What is a bile duct cyst?
Bile ducts cysts, also known as choledochal cysts, are abnormal dilatations of the bile ducts especially the common bile duct. It is a congential anomaly, meaning that it is present from birth, and up to 20% of cases can remain asymptomatic until adulthood. These abnormal dilatations may involve part of the bile duct or the entire biliary tree, extending to the surrounding bile passages like those within the liver (intrahepatic biliary tree). Choledochal cysts are not a common condition and produce non-specific symptoms of liver and biliary disease in the early years of life.
The bile ducts are narrow passages that carry bile from the liver to the lumen of the duodenum. As bile flows through the canaliculi of the liver, it collects into the hepatic ducts and drain into the bile duct. Here it may enter the gallbladder where it is stored and released when needed. The bile duct is also joined by the pancreatic duct, which carries the pancreatic digestive enzymes into the duodenum. Read more on bile duct anatomy.
Types of Bile Duct Cysts
Simply, a choledochal cyst is an outpouching of the bile duct. It may vary in shape and distribution and therefore can be divided into five types of cysts. Most bile duct cysts are type I cysts.
- Type I cysts are saccular or fusiform dilatations involving part of or the entire bile duct that does not lie within the liver (extrahepatic). A saccular or fusiform dilatation means that the bile duct is bulging on all sides making it appear enlarged. Saccular cysts are as the name describes and the normally narrow bile duct becomes like a sac. Fusiform cysts are bulging in the middle but taper on either end. There are various sub-types including :
- Type IA which is saccular and involves most or all of the biliary tree.
- Type IB which is also saccular but only involves a limited portion of the biliary tree.
- Type IC which is more fusiform and involves most if not all of the biliary tree.
- Type II is an isolated sac (diverticulum) protruding from the common bile duct.
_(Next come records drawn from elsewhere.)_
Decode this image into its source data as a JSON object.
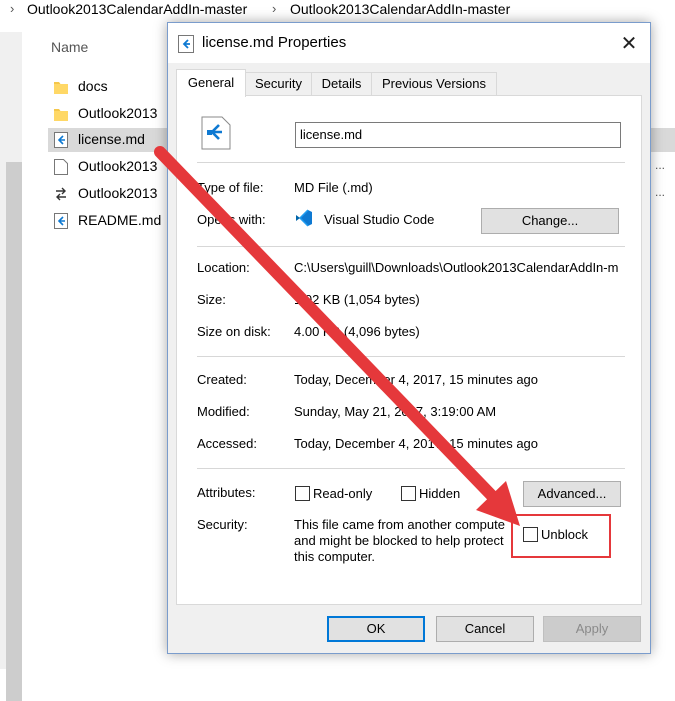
{
  "breadcrumb": [
    "Outlook2013CalendarAddIn-master",
    "Outlook2013CalendarAddIn-master"
  ],
  "explorer": {
    "column_name": "Name",
    "files": [
      {
        "name": "docs",
        "icon": "folder-icon"
      },
      {
        "name": "Outlook2013",
        "icon": "folder-icon"
      },
      {
        "name": "license.md",
        "icon": "vscode-file-icon"
      },
      {
        "name": "Outlook2013",
        "icon": "document-icon"
      },
      {
        "name": "Outlook2013",
        "icon": "shortcut-icon"
      },
      {
        "name": "README.md",
        "icon": "vscode-file-icon"
      }
    ]
  },
  "dialog": {
    "title": "license.md Properties",
    "tabs": [
      "General",
      "Security",
      "Details",
      "Previous Versions"
    ],
    "filename": "license.md",
    "type_label": "Type of file:",
    "type_value": "MD File (.md)",
    "opens_label": "Opens with:",
    "opens_value": "Visual Studio Code",
    "change_button": "Change...",
    "location_label": "Location:",
    "location_value": "C:\\Users\\guill\\Downloads\\Outlook2013CalendarAddIn-m",
    "size_label": "Size:",
    "size_value": "1.02 KB (1,054 bytes)",
    "size_disk_label": "Size on disk:",
    "size_disk_value": "4.00 KB (4,096 bytes)",
    "created_label": "Created:",
    "created_value": "Today, December 4, 2017, 15 minutes ago",
    "modified_label": "Modified:",
    "modified_value": "Sunday, May 21, 2017, 3:19:00 AM",
    "accessed_label": "Accessed:",
    "accessed_value": "Today, December 4, 2017, 15 minutes ago",
    "attributes_label": "Attributes:",
    "readonly_label": "Read-only",
    "hidden_label": "Hidden",
    "advanced_button": "Advanced...",
    "security_label": "Security:",
    "security_line1": "This file came from another compute",
    "security_line2": "and might be blocked to help protect",
    "security_line3": "this computer.",
    "unblock_label": "Unblock",
    "ok_button": "OK",
    "cancel_button": "Cancel",
    "apply_button": "Apply"
  },
  "colors": {
    "accent": "#0078d7",
    "annotation_arrow": "#e5383b",
    "vscode_blue": "#0e79d2"
  }
}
Its walls may be continuous with the duct or it may be attached to it by a narrow stalk.
- Type III cysts arise from the intraduodenal portion of the bile duct, which is the part that extends into the duodenum of the small intestine. It is also known as a choledochocele and is a risk factor for bile duct stones, stenosis, strictures and obstruction as discussed under bile duct blockage.
- Type IV are multiple dilatations of the biliary tree. With type IVA, this may involve both the intrahepatic (within the liver) and extrahepatic (lying out of the liver) bile ducts. In type IVB, the multiple dilatations are isolated to the extrahepatic biliary tree only.
- Type V involves multiple dilatations of the intrahepatic biliary tree and is known as Caroli disease.
Signs and Symptoms of Bile Duct Cysts
The clinical presentation may vary with age and it is possible for a person with bile duct cysts to only show symptoms in adulthood. Jaundice and right upper abdominal pain are the more common symptoms.
Infants are unable to express abdominal pain so other symptoms that may be indicative of abdominal discomfort should be monitored like inconsolable crying, curling up in a ball and crying when the abdomen is touched or with tight clothing. Jaundice with pale stools and hepatomegaly (enlarged liver) may be seen in infants. With older children, the jaundice and pain may be associated with repeated episodes of bile duct obstruction and pancreatitis. The pain may close resemble gallstone pain and is associated with a mass in the right upper quadrant of the abdomen. In adults, the presentation may be more complex with jaundice and upper abdominal pain seen with conditions like cholangitis and complications like recurrent pancreatitis, cirrhosis and liver abscesses.